JW: To close, what are you working on now? Sometimes your work is characterized, as far as these tags go, as dealing with "interpretive communities," but you've obviously done a lot since tackling that. I know that you've recently written an essay on legal studies that crystallizes your views on principles and practices.

SF: In the past few years I've been elaborating an argument that has been consistently misunderstood. Essentially it makes three points: (1) if by theory you mean the attaining of a perspective unattached to any local or partisan concerns, but providing a vantage point from which local and partisan concerns can be clarified and ordered, the theory quest will always fail because no such perspective is or could be available; (2) the unavailability of that supra-contextual is in no way disabling because in its absence you will not be adrift and groundless; rather you will be grounded in and by the same everyday practices—complete with authoritative exemplars, understood goals, canons of evidence, shared histories—that gave you a habitation before you began your fruitless quest for a theory; and (3) nothing follows from (1) and (2). Knowing that resources of everyday life are all you have and knowing too that such resources are historical and therefore revisable will neither help you to identify them nor teach you to rely on them with a certain skeptical reserve; the lesson of (1) and (2) goes nowhere; if grand theories provide no guidance (because they are so general as to be empty), the realization that grand theorists provide no guidance doesn't provide any guidance either. End of story, end of theory as an interesting topic.
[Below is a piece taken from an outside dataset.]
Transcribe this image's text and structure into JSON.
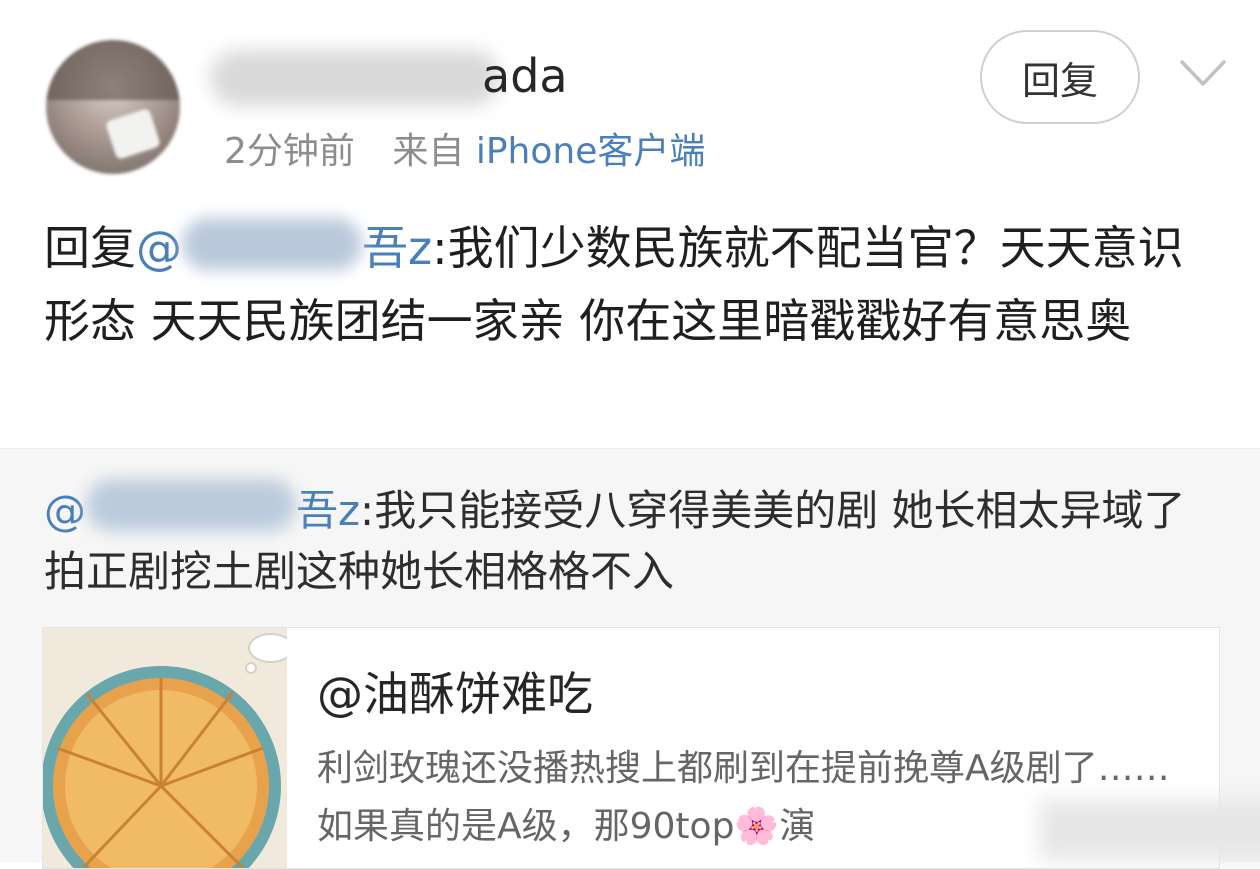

No matter how many times I go through these steps or respond to questions about them the same objections arise. I am told that this is cynical, but it is only cynical if the resources of everyday life do not include moral resources, as I believe they do. I am told that the position is empty, that it doesn't give any direction; but that is its point, that direction will not come from the realm of theory and that no direction comes from knowing that direction will not come from the realm of theory. I am told that the position is anti-progressive and supportive of the status quo. Actually the position isn't anything; it neither supports nor rules against any project or aspiration except the project or aspiration of grounding our decision in something extra-contextual and independent of the ways of knowing and categorizing already structuring our consciousness. I call this position "theory minimalism," and the fact that almost no one likes it and that it is continually misunderstood is in a way comforting since it means that I can go on rehearsing it forever with no fear that it will become conventional wisdom.

[This interview took place en route between St. Louis and Columbia, MO, on 3 March 2000. Thanks to Jackie Chambers for transcribing it.]

Relevant Works

Fish, Stanley.
Doing What Comes Naturally: Change, Rhetoric, and the Practice of Theory in Literary and Legal Studies. Durham: Duke UP, 1989.
Is There a Text in This Class?: The Authority of Interpretive Communities. Cambridge: Harvard UP, 1980.
John Skelton's Poetry. New Haven: Yale UP, 1965.
The Living Temple: George Herbert and Catechizing. Berkeley: U of California P, 1978.
Professional Correctness: Literary Studies and Political Change. Oxford: Clarendon P, 1995.
Self-Consuming Artifacts: The Experience of Seventeenth-Century Literature. Berkeley: U of California P, 1972.
Surprised by Sin: The Reader in Paradise Lost. 1967. 2nd ed. Cambridge: Harvard UP, 1999.
There's No Such Thing as Free Speech ... And It's a Good Thing, Too. New York: Oxford UP, 1994.
The Trouble with Principle. Cambridge: Harvard UP, 1999.
"The Unbearable Ugliness of Volvos." There's No Such Thing as Free Speech. New York: Oxford UP, 1994. 273-79.
Veeser, H. A., ed.
The Stanley Fish Reader. Cambridge: Blackwell, 1998.
Wimsatt, William K., Jr., and Cleanth Brooks.
Literary Criticism: A Short History. New York: Random House, 1957.

Stanley Fish is dean of the College of Liberal Arts and Sciences at the University of Illinois in Chicago. His most recent books include The Trouble with Principle (Harvard, 1999) and How Milton Works (Belknap, 2001).

Jeffrey J. Williams is editor of the minnesota review.